Mikey would use the office phone to return the call. Probably speaking to someone at dispatch who would deliver the crushing news that his store had just been robbed of all the gold jewelry. He would then wait about 20 minutes before slipping out the back door to his waiting car. He would then drive around a couple of blocks, checking for anyone tailing him, before pulling up behind the squad car we were now watching. Mikey would then go into the throes of a business owner who could not believe his misfortune. Who could do such a thing? Especially after all his hard work. What kind of people are they? What is this world coming to? If Mikey was anything he was a great actor worthy of a Grammy award and all its accolades.
For a moment the scene faded back and my thoughts went ahead. What kind of life was this? Why aren’t there any old drug dealers? Would the women filling this room with perfume and sexual heat eventually becoming moms driving Toyota mini-vans around, filled with children, from school to soccer practice? Would they tell their husbands about the nights they went slumming with drummer of a punk rock band? Would the boys/men eventually sit on the boards of industry and make decisions about the direction of our economy? Would they be willing to marry women from this room or would they decide on someone who wasn’t so tainted, someone with not so much baggage? What would they tell their children about drugs, indiscriminate sexual coupling, and waking up in the the bushes by the business next door? Who would pull out of this morass and who wouldn’t? Who would die from an overdose, or alcohol poisoning? Who in this room would be forever damaged goods because of a relationship that went dreadfully wrong?
The pager went off…and Mikey went into Act II of the evening.
More than 30 year later:
I never knew what happened to the woman I was with that night.

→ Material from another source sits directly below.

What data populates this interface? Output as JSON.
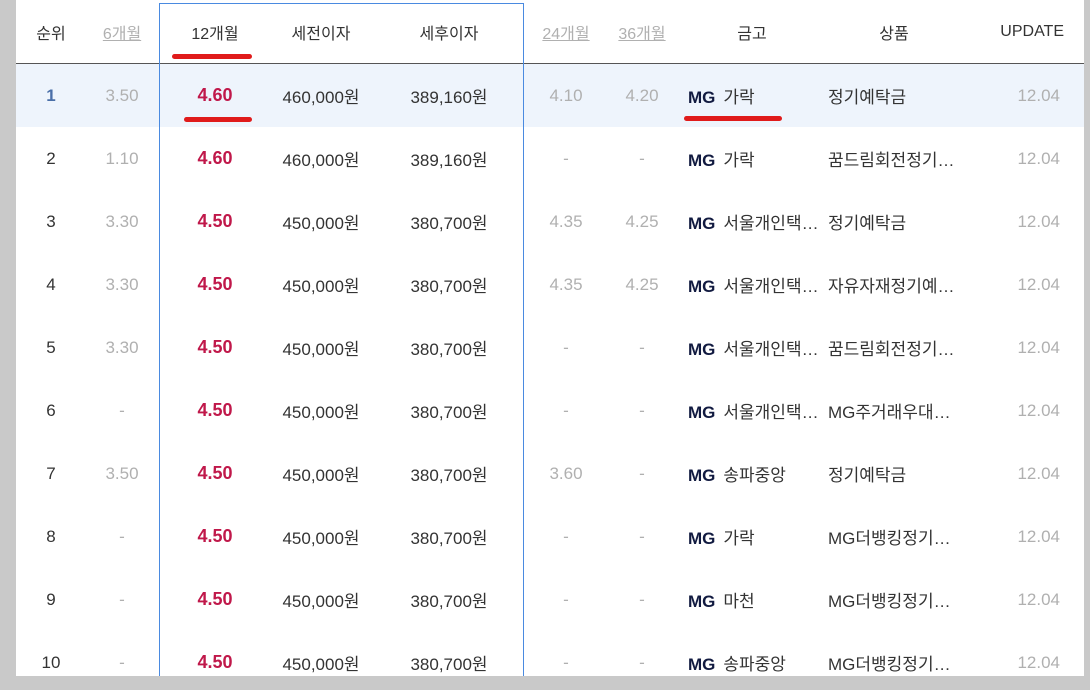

The truth is, while I can recall the color of her hair and her long legs, I don’t remember anything else. Her name, the shape of her face, the sound of her voice all have been lost to the passage of many years.
Mikey on the other hand is a different story. He continued in the drug trade for several years and was eventually arrested after selling several ounces of cocaine to undercover DEA agents on multiple occasions. He posted bond, was released from jail and hired a defense attorney well versed in the ins and outs of plea bargaining drug charges. However, the mood of the country was beginning to change. The wild and loose era was becoming the straight and conservative era. Citizens were demanding steeper penalties for those who dealt death to their children. Mikey was looking at a couple of decades in a federal penitentiary. One morning he disappeared. They found his car along the interstate with the keys still in it. He has never been seen or heard from since. Seven years later his wife had him legally declared dead and collected one million dollars from his life insurance company. After twenty plus years she has never remarried and continues to live in the same home.
It took several years, but the questions I had that night sitting in the bar watching life pass me by, began to bear fruit. I stumbled from a shower one morning in a hotel room in downtown Columbia, Missouri with an entirely different approach to life. What exactly happened from the time I opened the shower door and stepped in until I sprawled on the bed bawling my eyes out some time later remains a mystery to me. I call it God’s grace.
All I know is those few minutes have altered my life forever.
It is not easy to write about the past. Like all of you, my past contains moments of intense pain. But I don’t write to relive the pain, or the excitement, or the so-called glory. I write to cast a light into the darkness. The light of hope. The light that says anyone can change. No one is beyond hope. It can happen anywhere, anytime, to anyone. I know…I’m living proof.